The Beat Within, First Person, Ray Sanchez Jr., Posted: Mar 25, 2012
EDITOR’S NOTE: The author of this piece, Ray Sanchez Jr., is currently incarcerated at Pleasant Valley State Prison in California. He writes for The Beat Within, a division of Pacific News Service dedicated to providing incarcerated youth with consistent opportunities to share their ideas and life experiences in a safe space that encourages literacy, self-expression, critical thinking skills and healthy, supportive relationships with adults and their community. The Beat Within serves 5,000 incarcerated youth annually through its writing workshops, and publishes an 80-page bi-weekly magazine.
All the laughter stopped once the knife came out. The gravity of the situation cloaked the cell like a death shroud, and the glare in Chivo’s eyes seemed just as deadly as the piece in his hand.
“Sit down an’ quit actin’ like this is a game!”
His tone was too authoritative to consider rebelling against. As the three of us younger homies sat down and composed ourselves, Chivo allowed his expression to soften slightly, along with his posture, but maintained a firm grip on the knife.
I was eighteen, and this was my first time in county (jail). I thought I was on some grown man shit. Creeper was my cellie and only a few months older than I. Solo was twenty and had done two years in the CYA (California Youth Authority). Because of that, he was allowed to cell up wit’ OG Chivo from Frisco (San Francisco). He was about forty and had been in and out of the pen for over twenty years. He was usually mellow and goofed around with us, but yesterday, Solo decided to take a plea deal for seven years in the pen, and Chivo decided the fun an’ games was over. All the immature screwin’ around had no place on the prison yards, where veterans played politics that sacrificed youngsters like pawns.
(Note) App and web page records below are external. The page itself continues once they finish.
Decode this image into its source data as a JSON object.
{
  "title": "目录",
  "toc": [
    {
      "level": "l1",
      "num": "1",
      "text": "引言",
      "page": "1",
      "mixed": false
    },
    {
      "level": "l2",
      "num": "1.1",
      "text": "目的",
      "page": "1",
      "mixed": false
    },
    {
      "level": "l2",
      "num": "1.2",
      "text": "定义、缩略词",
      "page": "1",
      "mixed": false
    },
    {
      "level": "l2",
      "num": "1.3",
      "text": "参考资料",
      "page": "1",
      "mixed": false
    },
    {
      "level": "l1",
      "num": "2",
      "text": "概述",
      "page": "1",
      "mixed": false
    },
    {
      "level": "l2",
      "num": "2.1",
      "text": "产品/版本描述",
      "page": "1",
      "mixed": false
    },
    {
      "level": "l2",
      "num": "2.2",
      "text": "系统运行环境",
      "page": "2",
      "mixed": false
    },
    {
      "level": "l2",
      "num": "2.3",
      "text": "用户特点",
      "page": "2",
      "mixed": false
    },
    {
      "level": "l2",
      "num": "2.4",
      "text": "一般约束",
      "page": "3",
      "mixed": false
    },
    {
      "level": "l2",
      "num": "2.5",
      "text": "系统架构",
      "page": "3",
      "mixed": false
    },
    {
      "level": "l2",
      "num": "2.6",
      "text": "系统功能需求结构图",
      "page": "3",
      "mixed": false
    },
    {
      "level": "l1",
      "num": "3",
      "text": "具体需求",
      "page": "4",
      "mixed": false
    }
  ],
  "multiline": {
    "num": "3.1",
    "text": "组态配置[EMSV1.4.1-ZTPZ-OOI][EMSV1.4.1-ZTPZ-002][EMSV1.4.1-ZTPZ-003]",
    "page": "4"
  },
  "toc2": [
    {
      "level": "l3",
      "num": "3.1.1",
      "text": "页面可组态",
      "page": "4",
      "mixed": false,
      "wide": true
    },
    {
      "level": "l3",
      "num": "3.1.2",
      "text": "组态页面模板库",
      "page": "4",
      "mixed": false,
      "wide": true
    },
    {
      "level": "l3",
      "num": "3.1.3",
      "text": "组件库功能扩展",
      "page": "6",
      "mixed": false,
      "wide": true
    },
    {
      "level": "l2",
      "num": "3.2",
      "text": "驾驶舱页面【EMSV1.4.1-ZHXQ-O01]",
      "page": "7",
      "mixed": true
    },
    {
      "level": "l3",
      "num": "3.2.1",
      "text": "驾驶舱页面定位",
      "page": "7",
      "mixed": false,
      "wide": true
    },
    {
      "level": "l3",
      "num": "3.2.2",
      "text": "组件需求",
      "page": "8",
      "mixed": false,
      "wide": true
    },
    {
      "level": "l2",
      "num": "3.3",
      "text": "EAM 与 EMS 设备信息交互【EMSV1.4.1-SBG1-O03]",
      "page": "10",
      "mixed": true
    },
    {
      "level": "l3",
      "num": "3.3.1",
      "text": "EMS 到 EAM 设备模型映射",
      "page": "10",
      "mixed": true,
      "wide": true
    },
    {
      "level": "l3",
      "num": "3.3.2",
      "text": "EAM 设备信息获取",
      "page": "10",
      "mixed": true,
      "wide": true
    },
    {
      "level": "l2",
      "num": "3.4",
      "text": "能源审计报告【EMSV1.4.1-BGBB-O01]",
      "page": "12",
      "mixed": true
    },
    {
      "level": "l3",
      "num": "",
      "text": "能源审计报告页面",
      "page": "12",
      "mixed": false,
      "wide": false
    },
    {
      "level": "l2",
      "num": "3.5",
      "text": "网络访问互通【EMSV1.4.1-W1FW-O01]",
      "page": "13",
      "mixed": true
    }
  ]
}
Whatever game Solo might’ve soaked up during his short CYA stint, goofin’ off with a couple of youngsters like me and Creeps had robbed him of it.
We all had taken to kickin’ it in Chivo and Solo’s cell after our mandatory workout, shower and whatever other obligations one of us might’ve had. Today, as we joked and bullshitted, Chivo decided it was time for a reality check. It was time to prep Solo for what he would face in prison, and show us what we could expect from other vets who held positions in our gang structure; people we’d deal with if we chose to continue in our own careers as gang members.
So, the knife.
“Look,” Chivo continued once he saw he had our attention. “Here, you act tough and think you’re bad. You think bangin’ is cool, or all you’ll ever know. That makes you arrogant. You cop an’ I don’t give a ______ attitude, like no one can tell you nothing! But, WE can tell you what to do. So, you better start giving a shit real quick.”
He looked each one of us in the eyes, makin’ sure we understood how serious this was.
“Here (in county jail), you screw up and you get DP’ed (Disciplinary Procedure) — punished like you a lil kid. If you fail to take seriously the lessons that go with those DP’s, that’s ‘cause you lack discipline, awareness, and intellect.”
Chivo had looked at Solo during this last bit and I snorted a laugh, which earned me a smack from Chivo’s free hand.
“You think this is funny?!” he yelled at me. Before I could respond, he jumped up and pinned me against the wall, holding the piece to my throat, forcing my chin up.
The others were up in an instant, telling him to chill, to put me down, put the knife down, but he spared them each a quick glare that told them all to “sit down and shut up.” He snapped his attention back to me and said in a menacing growl, “Here you get DP’ed. In prison, we cut you. Here,” he slid the knife down one side of my face from my temple and hooking over to the corner of my mouth. “And here,” and happy faced my neck.
Although the blade didn’t press enough to scratch, much less draw blood, in my mind I could feel a razor whacking into my face and slicing me open.
“And that’s only if you don’t screw up too bad. Really mess up, and they won’t slice you, they’ll put a knife into your kidney or liver.” He let me down without bothering to demonstrate, which I was glad for.
Chivo sat back down on his bunk and we all sat down around him with new eyes.
That sobered me up fast and I never took my life or situation so lightly ever again. Chivo taught us the basics of procedure, protocol and prison politics. We played “what if” games with scenarios and learned how to cover our ass and survive in the prison system. I realized just how deeply I was involved in the gang lifestyle that I’d chosen — regardless how much I wanted to believe I was born into this life, I realized it was my choice that brought me there – and what the repercussions of that choice would be.
I became responsible for my own actions. It saddens me to admit I learned such things in jail and prison (accountability, maturity, the development of insight that gave me the hunger to learn, and the wisdom to know when I did not know enough) and not from parents, who did try. But having the reality of a crude, hand-made knife put to your throat awakens you to the necessity of personal growth much faster than being spanked or grounded for a week.
It was 1998. I had just turned eighteen, and gained the maturity and comprehension of a responsible adult while living in an eight-by-twelve cell with an old convict holding a shank, and my undivided attention.